* [What is expected]:
Write each record again exactly as it stands.

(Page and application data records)
※

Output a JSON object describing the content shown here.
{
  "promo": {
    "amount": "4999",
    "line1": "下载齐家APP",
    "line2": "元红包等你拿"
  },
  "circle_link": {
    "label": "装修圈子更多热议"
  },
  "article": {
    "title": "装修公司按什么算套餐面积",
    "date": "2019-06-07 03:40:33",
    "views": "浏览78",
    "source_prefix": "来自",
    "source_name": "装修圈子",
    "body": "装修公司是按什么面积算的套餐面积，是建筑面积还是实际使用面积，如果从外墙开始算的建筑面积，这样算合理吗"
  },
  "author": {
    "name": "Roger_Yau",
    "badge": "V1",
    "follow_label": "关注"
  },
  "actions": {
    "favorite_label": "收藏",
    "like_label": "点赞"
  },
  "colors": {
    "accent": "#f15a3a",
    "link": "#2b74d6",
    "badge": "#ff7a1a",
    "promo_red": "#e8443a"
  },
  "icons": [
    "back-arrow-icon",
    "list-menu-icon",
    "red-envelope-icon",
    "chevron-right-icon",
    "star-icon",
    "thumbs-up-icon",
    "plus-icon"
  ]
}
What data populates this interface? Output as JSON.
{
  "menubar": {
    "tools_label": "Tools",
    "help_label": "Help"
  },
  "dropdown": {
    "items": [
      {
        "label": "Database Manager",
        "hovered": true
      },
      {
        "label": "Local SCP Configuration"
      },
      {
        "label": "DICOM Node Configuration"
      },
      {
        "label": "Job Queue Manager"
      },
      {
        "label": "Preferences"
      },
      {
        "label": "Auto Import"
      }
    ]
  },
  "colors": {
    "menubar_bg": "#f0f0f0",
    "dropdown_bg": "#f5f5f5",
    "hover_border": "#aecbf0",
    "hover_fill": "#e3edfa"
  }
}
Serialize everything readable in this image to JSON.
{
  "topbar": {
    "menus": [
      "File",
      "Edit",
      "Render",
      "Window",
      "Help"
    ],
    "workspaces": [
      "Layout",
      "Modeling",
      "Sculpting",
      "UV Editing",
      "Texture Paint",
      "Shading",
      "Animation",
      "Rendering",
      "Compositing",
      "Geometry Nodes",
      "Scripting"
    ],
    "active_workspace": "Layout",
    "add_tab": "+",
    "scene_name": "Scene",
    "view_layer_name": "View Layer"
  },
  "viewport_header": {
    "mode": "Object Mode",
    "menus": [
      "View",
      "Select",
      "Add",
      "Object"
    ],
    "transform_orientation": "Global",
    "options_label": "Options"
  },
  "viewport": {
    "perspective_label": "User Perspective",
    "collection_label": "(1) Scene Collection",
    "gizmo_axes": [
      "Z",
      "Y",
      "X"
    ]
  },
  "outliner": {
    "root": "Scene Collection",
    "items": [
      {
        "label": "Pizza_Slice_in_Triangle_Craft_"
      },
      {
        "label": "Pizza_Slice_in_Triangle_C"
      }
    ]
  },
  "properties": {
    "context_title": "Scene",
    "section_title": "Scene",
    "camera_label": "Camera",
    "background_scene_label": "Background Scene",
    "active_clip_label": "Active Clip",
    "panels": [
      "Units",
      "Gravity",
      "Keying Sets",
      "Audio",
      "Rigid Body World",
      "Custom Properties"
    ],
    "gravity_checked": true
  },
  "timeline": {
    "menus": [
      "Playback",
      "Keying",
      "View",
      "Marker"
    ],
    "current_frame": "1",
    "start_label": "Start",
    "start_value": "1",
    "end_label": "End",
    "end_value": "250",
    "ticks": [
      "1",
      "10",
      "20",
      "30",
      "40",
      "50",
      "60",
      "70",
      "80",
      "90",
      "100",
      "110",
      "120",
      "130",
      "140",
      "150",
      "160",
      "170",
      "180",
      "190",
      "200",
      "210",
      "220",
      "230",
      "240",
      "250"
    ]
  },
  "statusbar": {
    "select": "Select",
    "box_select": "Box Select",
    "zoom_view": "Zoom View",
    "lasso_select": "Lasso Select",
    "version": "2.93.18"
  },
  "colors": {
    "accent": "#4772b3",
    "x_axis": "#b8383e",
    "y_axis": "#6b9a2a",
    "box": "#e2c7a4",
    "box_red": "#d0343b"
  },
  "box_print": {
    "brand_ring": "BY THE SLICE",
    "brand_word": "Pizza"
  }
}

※

* [Answer to this exercise]:
Output a JSON object describing the content shown here.
{
  "promo": {
    "amount": "4999",
    "line1": "下载齐家APP",
    "line2": "元红包等你拿"
  },
  "circle_link": {
    "label": "装修圈子更多热议"
  },
  "article": {
    "title": "装修公司按什么算套餐面积",
    "date": "2019-06-07 03:40:33",
    "views": "浏览78",
    "source_prefix": "来自",
    "source_name": "装修圈子",
    "body": "装修公司是按什么面积算的套餐面积，是建筑面积还是实际使用面积，如果从外墙开始算的建筑面积，这样算合理吗"
  },
  "author": {
    "name": "Roger_Yau",
    "badge": "V1",
    "follow_label": "关注"
  },
  "actions": {
    "favorite_label": "收藏",
    "like_label": "点赞"
  },
  "colors": {
    "accent": "#f15a3a",
    "link": "#2b74d6",
    "badge": "#ff7a1a",
    "promo_red": "#e8443a"
  },
  "icons": [
    "back-arrow-icon",
    "list-menu-icon",
    "red-envelope-icon",
    "chevron-right-icon",
    "star-icon",
    "thumbs-up-icon",
    "plus-icon"
  ]
}
What data populates this interface? Output as JSON.
{
  "menubar": {
    "tools_label": "Tools",
    "help_label": "Help"
  },
  "dropdown": {
    "items": [
      {
        "label": "Database Manager",
        "hovered": true
      },
      {
        "label": "Local SCP Configuration"
      },
      {
        "label": "DICOM Node Configuration"
      },
      {
        "label": "Job Queue Manager"
      },
      {
        "label": "Preferences"
      },
      {
        "label": "Auto Import"
      }
    ]
  },
  "colors": {
    "menubar_bg": "#f0f0f0",
    "dropdown_bg": "#f5f5f5",
    "hover_border": "#aecbf0",
    "hover_fill": "#e3edfa"
  }
}
Serialize everything readable in this image to JSON.
{
  "topbar": {
    "menus": [
      "File",
      "Edit",
      "Render",
      "Window",
      "Help"
    ],
    "workspaces": [
      "Layout",
      "Modeling",
      "Sculpting",
      "UV Editing",
      "Texture Paint",
      "Shading",
      "Animation",
      "Rendering",
      "Compositing",
      "Geometry Nodes",
      "Scripting"
    ],
    "active_workspace": "Layout",
    "add_tab": "+",
    "scene_name": "Scene",
    "view_layer_name": "View Layer"
  },
  "viewport_header": {
    "mode": "Object Mode",
    "menus": [
      "View",
      "Select",
      "Add",
      "Object"
    ],
    "transform_orientation": "Global",
    "options_label": "Options"
  },
  "viewport": {
    "perspective_label": "User Perspective",
    "collection_label": "(1) Scene Collection",
    "gizmo_axes": [
      "Z",
      "Y",
      "X"
    ]
  },
  "outliner": {
    "root": "Scene Collection",
    "items": [
      {
        "label": "Pizza_Slice_in_Triangle_Craft_"
      },
      {
        "label": "Pizza_Slice_in_Triangle_C"
      }
    ]
  },
  "properties": {
    "context_title": "Scene",
    "section_title": "Scene",
    "camera_label": "Camera",
    "background_scene_label": "Background Scene",
    "active_clip_label": "Active Clip",
    "panels": [
      "Units",
      "Gravity",
      "Keying Sets",
      "Audio",
      "Rigid Body World",
      "Custom Properties"
    ],
    "gravity_checked": true
  },
  "timeline": {
    "menus": [
      "Playback",
      "Keying",
      "View",
      "Marker"
    ],
    "current_frame": "1",
    "start_label": "Start",
    "start_value": "1",
    "end_label": "End",
    "end_value": "250",
    "ticks": [
      "1",
      "10",
      "20",
      "30",
      "40",
      "50",
      "60",
      "70",
      "80",
      "90",
      "100",
      "110",
      "120",
      "130",
      "140",
      "150",
      "160",
      "170",
      "180",
      "190",
      "200",
      "210",
      "220",
      "230",
      "240",
      "250"
    ]
  },
  "statusbar": {
    "select": "Select",
    "box_select": "Box Select",
    "zoom_view": "Zoom View",
    "lasso_select": "Lasso Select",
    "version": "2.93.18"
  },
  "colors": {
    "accent": "#4772b3",
    "x_axis": "#b8383e",
    "y_axis": "#6b9a2a",
    "box": "#e2c7a4",
    "box_red": "#d0343b"
  },
  "box_print": {
    "brand_ring": "BY THE SLICE",
    "brand_word": "Pizza"
  }
}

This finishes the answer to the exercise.